Search the entries for the string "this" and give the number of lines that hold it, nothing more.

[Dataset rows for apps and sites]
────────────────────────────────────────

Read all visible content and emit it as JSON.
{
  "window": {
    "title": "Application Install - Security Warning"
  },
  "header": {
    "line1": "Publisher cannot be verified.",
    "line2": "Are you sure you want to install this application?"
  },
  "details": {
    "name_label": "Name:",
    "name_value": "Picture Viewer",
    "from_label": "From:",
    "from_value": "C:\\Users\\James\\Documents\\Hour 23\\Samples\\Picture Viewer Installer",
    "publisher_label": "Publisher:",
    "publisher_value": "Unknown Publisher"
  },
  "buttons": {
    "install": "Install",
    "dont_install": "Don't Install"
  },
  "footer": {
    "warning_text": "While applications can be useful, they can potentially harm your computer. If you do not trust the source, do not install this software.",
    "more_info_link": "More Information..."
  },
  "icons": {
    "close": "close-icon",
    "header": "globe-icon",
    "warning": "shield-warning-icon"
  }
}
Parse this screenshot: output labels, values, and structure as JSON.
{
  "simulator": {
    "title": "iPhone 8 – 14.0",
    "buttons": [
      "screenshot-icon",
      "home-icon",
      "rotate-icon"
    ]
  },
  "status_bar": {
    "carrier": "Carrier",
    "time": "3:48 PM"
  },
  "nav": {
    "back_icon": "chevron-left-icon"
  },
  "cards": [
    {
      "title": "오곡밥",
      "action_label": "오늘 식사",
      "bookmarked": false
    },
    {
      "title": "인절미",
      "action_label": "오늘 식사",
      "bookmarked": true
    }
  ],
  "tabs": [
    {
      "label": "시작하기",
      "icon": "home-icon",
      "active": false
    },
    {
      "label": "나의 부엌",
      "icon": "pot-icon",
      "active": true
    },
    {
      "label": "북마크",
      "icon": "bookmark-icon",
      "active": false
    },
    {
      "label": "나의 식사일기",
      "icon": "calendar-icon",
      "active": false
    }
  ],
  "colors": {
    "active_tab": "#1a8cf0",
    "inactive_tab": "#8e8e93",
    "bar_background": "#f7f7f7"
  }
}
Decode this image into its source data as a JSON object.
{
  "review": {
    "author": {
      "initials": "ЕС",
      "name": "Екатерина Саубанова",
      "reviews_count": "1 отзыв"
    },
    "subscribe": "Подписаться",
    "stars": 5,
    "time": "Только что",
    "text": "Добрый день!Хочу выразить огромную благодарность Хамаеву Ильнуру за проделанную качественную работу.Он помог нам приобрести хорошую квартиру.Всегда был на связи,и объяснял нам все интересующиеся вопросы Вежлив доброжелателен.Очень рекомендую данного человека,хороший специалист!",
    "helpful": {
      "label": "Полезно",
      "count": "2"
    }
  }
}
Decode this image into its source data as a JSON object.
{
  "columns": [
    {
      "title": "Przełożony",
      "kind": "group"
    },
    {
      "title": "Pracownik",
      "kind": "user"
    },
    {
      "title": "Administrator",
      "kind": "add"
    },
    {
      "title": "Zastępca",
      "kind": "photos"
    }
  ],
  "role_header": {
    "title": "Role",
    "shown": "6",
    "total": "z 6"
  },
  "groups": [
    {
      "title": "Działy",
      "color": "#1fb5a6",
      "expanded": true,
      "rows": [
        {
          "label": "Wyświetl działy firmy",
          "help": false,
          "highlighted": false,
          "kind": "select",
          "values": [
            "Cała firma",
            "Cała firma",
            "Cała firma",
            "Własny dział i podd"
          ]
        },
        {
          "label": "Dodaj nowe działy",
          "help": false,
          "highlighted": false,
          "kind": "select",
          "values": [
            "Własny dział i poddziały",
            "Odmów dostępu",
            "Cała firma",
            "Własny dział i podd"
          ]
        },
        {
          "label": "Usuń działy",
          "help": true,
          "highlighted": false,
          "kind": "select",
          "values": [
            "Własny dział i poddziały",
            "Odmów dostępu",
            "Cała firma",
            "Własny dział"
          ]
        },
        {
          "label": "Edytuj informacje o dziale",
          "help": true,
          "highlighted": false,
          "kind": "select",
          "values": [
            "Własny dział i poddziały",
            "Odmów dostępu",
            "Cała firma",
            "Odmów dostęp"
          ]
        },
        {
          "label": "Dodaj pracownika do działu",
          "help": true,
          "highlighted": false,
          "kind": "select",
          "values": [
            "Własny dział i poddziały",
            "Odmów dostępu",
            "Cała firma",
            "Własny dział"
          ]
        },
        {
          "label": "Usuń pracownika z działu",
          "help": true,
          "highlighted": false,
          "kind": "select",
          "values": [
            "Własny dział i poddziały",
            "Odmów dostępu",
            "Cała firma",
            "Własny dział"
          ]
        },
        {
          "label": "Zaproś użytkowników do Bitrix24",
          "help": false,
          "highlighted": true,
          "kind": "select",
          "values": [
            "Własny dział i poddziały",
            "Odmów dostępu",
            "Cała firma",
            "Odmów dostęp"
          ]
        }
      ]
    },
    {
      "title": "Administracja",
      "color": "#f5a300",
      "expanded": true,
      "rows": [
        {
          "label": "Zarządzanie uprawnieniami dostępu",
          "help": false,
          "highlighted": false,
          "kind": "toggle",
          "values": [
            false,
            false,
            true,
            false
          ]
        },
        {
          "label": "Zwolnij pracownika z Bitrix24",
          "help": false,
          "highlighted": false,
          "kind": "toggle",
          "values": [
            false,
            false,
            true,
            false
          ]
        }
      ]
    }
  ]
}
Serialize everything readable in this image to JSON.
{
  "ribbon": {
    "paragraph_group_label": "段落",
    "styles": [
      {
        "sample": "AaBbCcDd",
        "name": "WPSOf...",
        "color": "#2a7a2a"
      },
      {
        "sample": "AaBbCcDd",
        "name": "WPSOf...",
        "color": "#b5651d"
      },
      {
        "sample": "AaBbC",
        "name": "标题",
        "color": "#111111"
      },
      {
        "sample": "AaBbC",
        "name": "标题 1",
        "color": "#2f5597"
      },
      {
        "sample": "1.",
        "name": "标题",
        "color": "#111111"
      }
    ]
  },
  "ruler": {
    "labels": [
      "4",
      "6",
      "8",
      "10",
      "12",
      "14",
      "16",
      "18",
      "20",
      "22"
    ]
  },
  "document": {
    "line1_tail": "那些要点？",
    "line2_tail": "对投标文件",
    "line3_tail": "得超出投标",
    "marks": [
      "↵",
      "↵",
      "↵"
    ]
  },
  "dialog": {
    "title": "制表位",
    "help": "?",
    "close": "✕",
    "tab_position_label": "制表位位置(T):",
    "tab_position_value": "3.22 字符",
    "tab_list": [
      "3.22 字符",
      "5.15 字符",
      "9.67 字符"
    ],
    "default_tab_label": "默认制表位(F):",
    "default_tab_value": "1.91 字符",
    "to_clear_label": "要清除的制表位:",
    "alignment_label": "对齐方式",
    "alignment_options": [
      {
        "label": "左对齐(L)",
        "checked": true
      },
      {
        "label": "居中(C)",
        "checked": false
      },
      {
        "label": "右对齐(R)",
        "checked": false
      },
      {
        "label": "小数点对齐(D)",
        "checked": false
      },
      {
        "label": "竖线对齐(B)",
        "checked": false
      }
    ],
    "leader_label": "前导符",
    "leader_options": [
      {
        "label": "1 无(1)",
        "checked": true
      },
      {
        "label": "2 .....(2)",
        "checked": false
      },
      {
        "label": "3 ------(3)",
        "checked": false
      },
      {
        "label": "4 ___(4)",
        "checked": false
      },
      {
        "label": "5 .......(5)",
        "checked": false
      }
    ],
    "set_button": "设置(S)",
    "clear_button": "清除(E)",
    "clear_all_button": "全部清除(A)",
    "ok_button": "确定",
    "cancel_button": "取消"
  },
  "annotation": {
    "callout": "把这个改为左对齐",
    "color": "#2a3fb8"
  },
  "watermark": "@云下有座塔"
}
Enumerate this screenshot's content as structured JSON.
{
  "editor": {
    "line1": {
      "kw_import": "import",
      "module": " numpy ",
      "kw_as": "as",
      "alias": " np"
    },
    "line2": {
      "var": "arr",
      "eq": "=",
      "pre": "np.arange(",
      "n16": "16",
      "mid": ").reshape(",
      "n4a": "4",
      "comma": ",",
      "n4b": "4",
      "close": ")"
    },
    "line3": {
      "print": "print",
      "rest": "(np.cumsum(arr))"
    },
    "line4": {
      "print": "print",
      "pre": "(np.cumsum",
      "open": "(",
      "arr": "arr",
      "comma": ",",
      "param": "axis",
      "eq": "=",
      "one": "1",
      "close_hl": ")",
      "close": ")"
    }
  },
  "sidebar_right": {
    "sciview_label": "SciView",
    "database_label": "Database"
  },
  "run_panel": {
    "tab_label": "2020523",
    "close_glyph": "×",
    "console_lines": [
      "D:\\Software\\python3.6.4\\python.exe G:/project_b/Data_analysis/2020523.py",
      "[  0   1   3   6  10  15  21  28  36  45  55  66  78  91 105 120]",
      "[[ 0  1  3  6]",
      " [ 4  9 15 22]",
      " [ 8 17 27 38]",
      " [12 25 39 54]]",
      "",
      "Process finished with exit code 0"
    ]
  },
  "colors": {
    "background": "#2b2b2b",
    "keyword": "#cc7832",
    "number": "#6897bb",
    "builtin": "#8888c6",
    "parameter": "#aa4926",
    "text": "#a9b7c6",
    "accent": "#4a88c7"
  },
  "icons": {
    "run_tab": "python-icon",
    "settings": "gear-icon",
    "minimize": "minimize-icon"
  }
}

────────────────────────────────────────

→ **Written solution**: 7